Proximate Cause in a Murder Case in California

People v. Cervantes (2001) 26 Cal.4th 860, suggests that when a court is deciding whether no rational trier of fact could find the needed nexus, the policy limitations which proximate causation principles impose upon the broad field of actual causation are based in part upon notions of fairness and justice. (Id. at pp. 871-872.) In Cervantes, supra, 26 Cal.4th 860, our Supreme Court decided a proximate cause issue in a "provocative act" murder case. The court decided that a member of a street gang who committed a nonfatal shooting that provoked a revenge killing by members of an opposing gang was not guilty of murder. (Id. at pp. 862-863.) Cervantes also discussed People v. Lewis (1889) 124 Cal. 551 and stated, "we held Lewis was properly convicted of manslaughter because the victim's response, though suicidal, was natural and understandable; hence it was not an independent intervening cause of death.
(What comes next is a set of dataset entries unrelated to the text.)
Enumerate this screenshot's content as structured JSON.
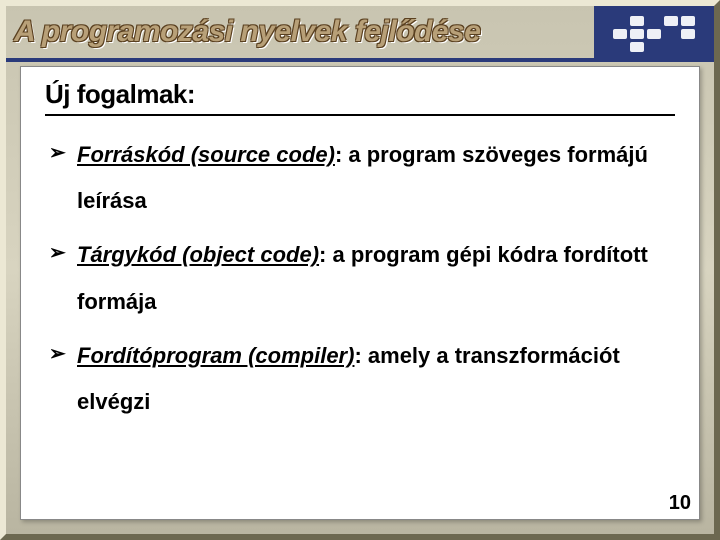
{
  "header": {
    "title": "A programozási nyelvek fejlődése"
  },
  "content": {
    "subtitle": "Új fogalmak:",
    "bullets": [
      {
        "term": "Forráskód (source code)",
        "rest": ": a program szöveges formájú leírása"
      },
      {
        "term": "Tárgykód (object code)",
        "rest": ": a program gépi kódra fordított formája"
      },
      {
        "term": "Fordítóprogram (compiler)",
        "rest": ": amely a transzformációt elvégzi"
      }
    ]
  },
  "page_number": "10"
}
Even 'if the deceased did die from the effect of the knife wound alone, no doubt the defendant would be responsible, if it was made to appear, and the jury could have found from the evidence, that the knife wound was caused by the wound inflicted by the defendant in the natural course of events.' (Lewis, supra, 124 Cal. at p. 555.) By contrast, we posed, 'Suppose one assaults and wounds another intending to take life, but the wound, though painful, is not even dangerous, and the wounded man knows that it is not mortal, and yet takes his own life to escape pain, would it not be suicide only?' (Id. at p. 556.) The answer would be yes, and there would be no homicide liability, if 'the wound induced the suicide, but the wound was not, in the usual course of things, the cause of the suicide' (ibid.)." (Cervantes, supra, 26 Cal.4th at p. 869.)